Scottish Shilling Ales
When I say “Scottish Shilling Ales,” modern 60/-, 70/- and 80/- beers are what I mean. Beers designated by that peculiar Scottish system of naming based on price rather than type. Or Light, Heavy and Export, as they’re better known down at the pub. But what is the history of these beers, and how do they fit into the constellation of British styles?
Maybe I should start by giving these beers their full names: 60/- Pale Ale, 70/- Pale Ale and 80/- Pale Ale. That’s right: All three are not only all the same basic style, but they’re also all Pale Ales. It can get very confusing because the same system was used for other styles. There were also 60/- Mild Ale, 54/- Stout and 60/- Scotch Ale. It’s unwise to assume a style based purely on the number of shillings assigned to it.
60/- and 80/- are particularly bad in this respect. You can find both going right back to the early 19th century. Trouble is, they have absolutely no connection to the modern beers with the same names.
In the table, you can see Maclay’s beers from just before World War I. All of the beers except Strong Ale, no matter what the style, have a shilling designation. As you can see, the number of shillings equates roughly to the gravity. The products of an English brewer of the same period would have been rather different. For example, it would have been very unusual for an English brewery to produce four Pale Ales, especially ones so weak. Even the lightest English Bitter would have been over 1040º. To put those strengths into context, in 1910, the average gravity of beer brewed in the UK was 1053º.

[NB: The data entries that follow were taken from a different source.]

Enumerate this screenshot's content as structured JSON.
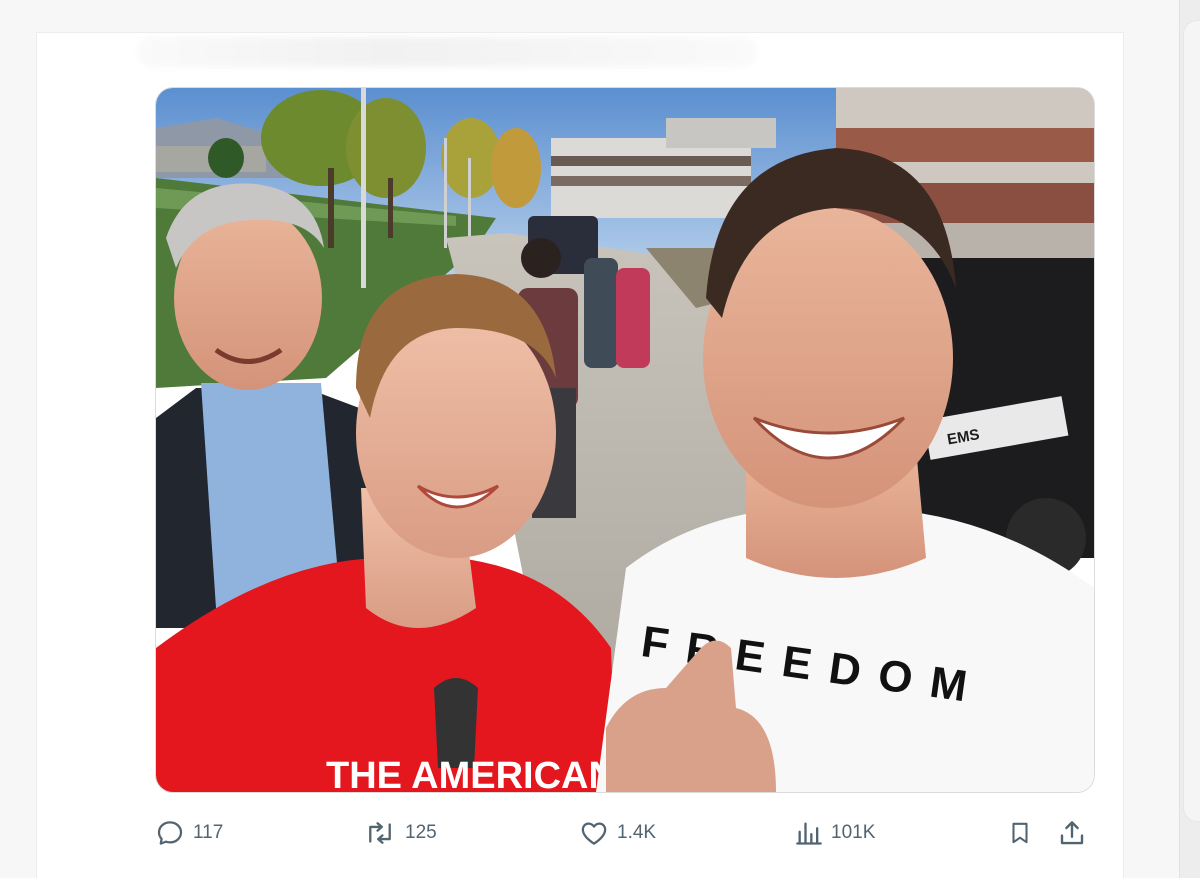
{
  "post": {
    "image": {
      "alt": "Selfie of three men outdoors on a campus walkway",
      "shirt_text_left": "THE AMERICAN",
      "shirt_text_right": "FREEDOM",
      "vehicle_text": "EMS"
    },
    "actions": {
      "replies": {
        "icon": "reply-icon",
        "count": "117"
      },
      "reposts": {
        "icon": "repost-icon",
        "count": "125"
      },
      "likes": {
        "icon": "heart-icon",
        "count": "1.4K"
      },
      "views": {
        "icon": "views-icon",
        "count": "101K"
      },
      "bookmark": {
        "icon": "bookmark-icon"
      },
      "share": {
        "icon": "share-icon"
      }
    }
  },
  "colors": {
    "icon_gray": "#536471",
    "sky": "#6fa0d8",
    "grass": "#4f7a3a",
    "red_shirt": "#e4171e",
    "white_shirt": "#f8f8f8"
  }
}
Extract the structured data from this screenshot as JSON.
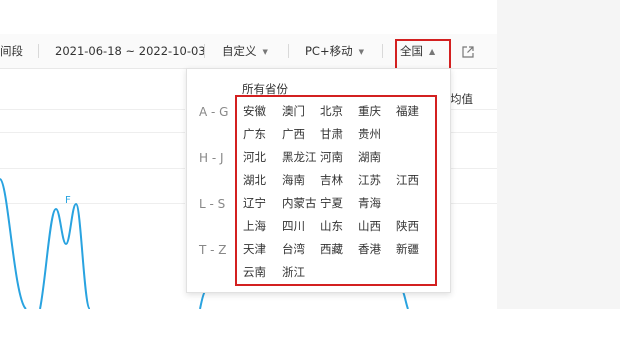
{
  "toolbar": {
    "period_label": "间段",
    "date_range": "2021-06-18 ~ 2022-10-03",
    "custom_label": "自定义",
    "device_label": "PC+移动",
    "region_label": "全国"
  },
  "chart": {
    "peak_label": "F",
    "avg_label": "均值",
    "line_color": "#29a3e0"
  },
  "province_dropdown": {
    "title": "所有省份",
    "groups": [
      "A - G",
      "H - J",
      "L - S",
      "T - Z"
    ],
    "rows": [
      [
        "安徽",
        "澳门",
        "北京",
        "重庆",
        "福建"
      ],
      [
        "广东",
        "广西",
        "甘肃",
        "贵州"
      ],
      [
        "河北",
        "黑龙江",
        "河南",
        "湖南"
      ],
      [
        "湖北",
        "海南",
        "吉林",
        "江苏",
        "江西"
      ],
      [
        "辽宁",
        "内蒙古",
        "宁夏",
        "青海"
      ],
      [
        "上海",
        "四川",
        "山东",
        "山西",
        "陕西"
      ],
      [
        "天津",
        "台湾",
        "西藏",
        "香港",
        "新疆"
      ],
      [
        "云南",
        "浙江"
      ]
    ]
  },
  "colors": {
    "highlight": "#d32020",
    "accent": "#29a3e0"
  }
}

Maclay’s beers are a good example of how Shilling Ales developed in the 20th century. If we fast-forward to the 1930s, the list of beers brewed by Maclay was considerably shorter. All that was left were three Pale Ales and a Strong Ale.
This may get confusing, but bear with me. After World War I, Maclay stopped, at least internally, using shilling designations and moved to pence. Their Pale Ales were named after their retail price per pint. Oh, and they were also called IPA for no apparent reason. In 1939, with no change in recipe, they all became Pale Ales.
The 6d is the one that’s of most interest because it was brewed continuously right up until the brewery closed in the 1990s. It’s a beer with a particularly odd history and is better known as Maclay 60/-. A very nice beer it was, too. I drank it a good few times myself and thought it an excellent example of a Dark Mild.
Hang on, I hear you say, how can a beer called Pale Ale be a Dark Mild? The answer is the strange evolution of beer styles in Scotland. After World War I, Mild, per se, was a rarity. Scottish brewers produced low-gravity Pale Ales that effectively filled the slot occupied by Mild Ale in England. But that doesn’t explain the color, does it?
One of the weirdest features of Scottish brewing was the extensive coloring of beers after racking. At some breweries, it took on comic proportions, with a dozen or more slightly different-colored versions of the same beer. Which is why it was no problem, despite being parti-gyled with 70/- and 80/-, to color the 60/- to look like Dark Mild.
And that’s how, in the period of a half-century or so, Maclay’s 60/- went from being a 4.5-percent Pale Ale to a 3-percent Dark Mild. A rather odd transformation. ■